*** Opening of Input ***

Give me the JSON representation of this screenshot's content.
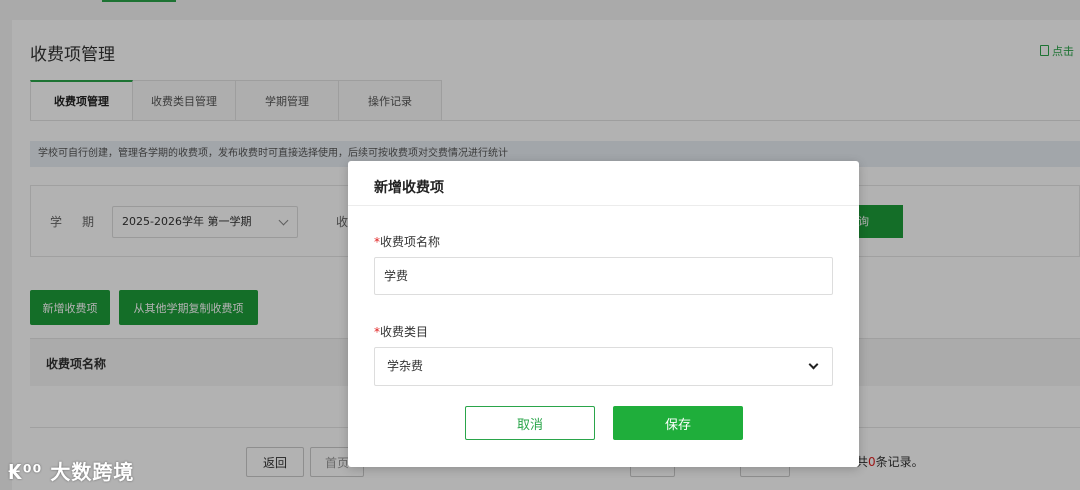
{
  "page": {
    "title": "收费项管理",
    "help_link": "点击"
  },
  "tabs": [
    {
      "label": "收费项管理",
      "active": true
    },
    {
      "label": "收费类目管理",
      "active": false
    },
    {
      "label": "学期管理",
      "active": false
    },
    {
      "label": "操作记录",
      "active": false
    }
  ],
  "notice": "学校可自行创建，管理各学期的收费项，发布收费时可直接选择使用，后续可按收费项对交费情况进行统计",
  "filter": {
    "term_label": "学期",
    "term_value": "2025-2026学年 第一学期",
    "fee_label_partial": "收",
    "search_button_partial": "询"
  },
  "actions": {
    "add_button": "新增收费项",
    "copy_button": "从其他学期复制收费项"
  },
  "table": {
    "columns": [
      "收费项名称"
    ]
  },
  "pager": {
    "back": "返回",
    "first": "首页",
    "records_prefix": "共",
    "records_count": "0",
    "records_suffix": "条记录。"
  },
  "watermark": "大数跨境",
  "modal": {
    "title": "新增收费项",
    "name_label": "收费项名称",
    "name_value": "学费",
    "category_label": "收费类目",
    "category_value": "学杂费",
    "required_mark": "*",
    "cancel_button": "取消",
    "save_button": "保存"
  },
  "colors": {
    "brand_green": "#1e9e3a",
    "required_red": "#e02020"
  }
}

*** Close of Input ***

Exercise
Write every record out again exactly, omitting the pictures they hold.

Output below
Give me the JSON representation of this screenshot's content.
{
  "page": {
    "title": "收费项管理",
    "help_link": "点击"
  },
  "tabs": [
    {
      "label": "收费项管理",
      "active": true
    },
    {
      "label": "收费类目管理",
      "active": false
    },
    {
      "label": "学期管理",
      "active": false
    },
    {
      "label": "操作记录",
      "active": false
    }
  ],
  "notice": "学校可自行创建，管理各学期的收费项，发布收费时可直接选择使用，后续可按收费项对交费情况进行统计",
  "filter": {
    "term_label": "学期",
    "term_value": "2025-2026学年 第一学期",
    "fee_label_partial": "收",
    "search_button_partial": "询"
  },
  "actions": {
    "add_button": "新增收费项",
    "copy_button": "从其他学期复制收费项"
  },
  "table": {
    "columns": [
      "收费项名称"
    ]
  },
  "pager": {
    "back": "返回",
    "first": "首页",
    "records_prefix": "共",
    "records_count": "0",
    "records_suffix": "条记录。"
  },
  "watermark": "大数跨境",
  "modal": {
    "title": "新增收费项",
    "name_label": "收费项名称",
    "name_value": "学费",
    "category_label": "收费类目",
    "category_value": "学杂费",
    "required_mark": "*",
    "cancel_button": "取消",
    "save_button": "保存"
  },
  "colors": {
    "brand_green": "#1e9e3a",
    "required_red": "#e02020"
  }
}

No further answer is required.